By Sterling McGinn
Exactly 65 years ago, the look and feel of the Christmas season of downtown Newberry was forever changed in a positive way.
I don’t think there is anything in our community that exudes happiness and joy more than the iconic and traditional Newberry Christmas decorations.
While many residents are gearing up for firearm season, another ritual occurs in Newberry just before November 15. The hanging of the bells and stars by the Newberry Water and Light crew.
Our Facebook feeds are instantly filled with photos shared by hundreds of current and former residents. Those who grew up here and left to find careers elsewhere in the country feel like they are home, back to the community that built them.
How could anyone ever get tired of looking at the beautiful lights and bells. They are a dazzling array of colors giving Newberry Avenue a feeling of driving through a tunnel for nearly two months.
I think some of us that are year-round residents often take for granted the first glimpse of the lights as we crest the hill into town. A former service member told me that he returned to Newberry during the holiday season, and as he came over the hill into town, a sense of home immediately came over him. I am sure the same feeling came to many other military veterans and college students who were homesick and away from family and friends.
This holiday tradition came true thanks to the foresight and ingenuity of a 21-year veteran Water and Light superintendent and his crew.
The Village of Newberry installed taller streetlights along Newberry Avenue in 1957, which not only improved downtown, but gave an opportunity to create a masterpiece. A legacy.

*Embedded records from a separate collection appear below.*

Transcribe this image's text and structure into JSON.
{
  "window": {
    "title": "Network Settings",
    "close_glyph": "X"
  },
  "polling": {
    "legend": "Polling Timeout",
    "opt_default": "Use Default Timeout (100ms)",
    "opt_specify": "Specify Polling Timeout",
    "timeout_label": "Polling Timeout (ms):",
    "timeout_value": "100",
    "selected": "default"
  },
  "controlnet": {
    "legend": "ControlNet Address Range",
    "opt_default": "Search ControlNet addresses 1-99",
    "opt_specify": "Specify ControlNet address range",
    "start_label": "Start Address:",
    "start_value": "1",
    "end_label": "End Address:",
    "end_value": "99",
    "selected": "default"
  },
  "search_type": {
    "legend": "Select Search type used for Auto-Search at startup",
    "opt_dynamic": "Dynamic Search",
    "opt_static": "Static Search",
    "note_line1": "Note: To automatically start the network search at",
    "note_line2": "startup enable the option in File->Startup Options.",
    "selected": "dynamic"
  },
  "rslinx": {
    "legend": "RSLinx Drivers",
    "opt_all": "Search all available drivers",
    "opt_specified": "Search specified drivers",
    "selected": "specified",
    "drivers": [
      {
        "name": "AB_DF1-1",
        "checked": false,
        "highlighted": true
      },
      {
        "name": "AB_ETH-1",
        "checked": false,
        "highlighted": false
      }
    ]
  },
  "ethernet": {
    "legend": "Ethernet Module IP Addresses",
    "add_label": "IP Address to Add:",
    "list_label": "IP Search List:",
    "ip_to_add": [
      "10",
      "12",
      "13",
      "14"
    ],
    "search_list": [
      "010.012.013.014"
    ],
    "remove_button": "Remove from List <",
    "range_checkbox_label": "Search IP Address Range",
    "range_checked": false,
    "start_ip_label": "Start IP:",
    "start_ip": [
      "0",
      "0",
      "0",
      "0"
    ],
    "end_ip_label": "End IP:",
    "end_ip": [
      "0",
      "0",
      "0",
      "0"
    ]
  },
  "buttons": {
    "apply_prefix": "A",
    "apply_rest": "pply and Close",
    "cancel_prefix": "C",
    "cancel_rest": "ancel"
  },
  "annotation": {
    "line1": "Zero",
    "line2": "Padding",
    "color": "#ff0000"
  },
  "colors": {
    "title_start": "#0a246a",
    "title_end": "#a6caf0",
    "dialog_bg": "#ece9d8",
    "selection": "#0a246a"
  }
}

That Water and Light superintendent was Francis “Sam” Bond. He was a very creative man, and envisioned lights, garland, and greenery strung across the main street during the holiday seasons.
Bond and his crew went to work making enough decorations to string across only a couple of blocks that first year, but continued working over the next few years to create the decorations we all enjoy today.
Newberry News editor, Merle Fretz, opined that they were the best in the state and the crew exercised great talents to create the fine decorations.
During those first few Christmas seasons, the lights were arranged differently than what we know now.
The small red bells were clumped together and staggered down the street. By 1960 the present look was now displayed and in the mid-1960s, both red and white bells were used.
Not only did the village crews spend countless hours building the decorations, but the spouses also sewed the fabric stars and bell covers.
Unfortunately, one feature we no longer have is the trees that were installed on the light poles. Greenery was attached to long pieces of wood and were erected around the light poles to give an appearance of a Christmas tree.
Many were severely damaged during a fierce winter storm decades ago. The remaining trees were eventually staggered down the street until they were no longer used.
Over time, the November gales and heavy ice and snow took their toll on the decorations. Many years ago, much effort was put in to remake the covers of the bells and stars, but again, the weather beat up and deteriorated them.
Save the Bells was created in 2017 to once again restore the beloved decorations so future generations could enjoy them, too.
The outpouring of support was stunning. Monetary donations and the willingness to support the project came from left and right.
Woodworkers donated time and materials to make the necessary wood components and electricians shared their knowledge and tools to assist in the electrical areas of the project.
Other residents pitched in with their talents to sandblast and paint the metal bell frames, order supplies or to just give a word of support and gratitude.
Local businesses rounded up customer totals and matched donations to help with the cause.
The talented and friendly Monday sewing group faithfully sewed hundreds of bell and star covers. Our committee met on a weekly basis for nearly two years to re-shape the bell frames, tie the cloth covers in place and paint the wooden T-blocks of the bells.
A group of young girls even ran a lemonade stand on the Fourth of July and gave their proceeds to Save the Bells. The scrap metal dumpster has also contributed greatly. This was truly a whole community effort.
During the three or four years our volunteer Save the Bells committee worked on the project, I think I touched every bell and star, and I’m forever grateful for that opportunity.
The decorations have also helped to bring peace during difficult and tragic times in our community and country.
We should always be thankful for these decorations and to former, current, and future village staff for braving the elements each year to install our decorations.
The decorations are us—they are the signature of Newberry. When I see the bells and stars I think of friends. I think of family. And all the things that make us who we are. We are a proud community. We all need to work together to keep these traditions alive.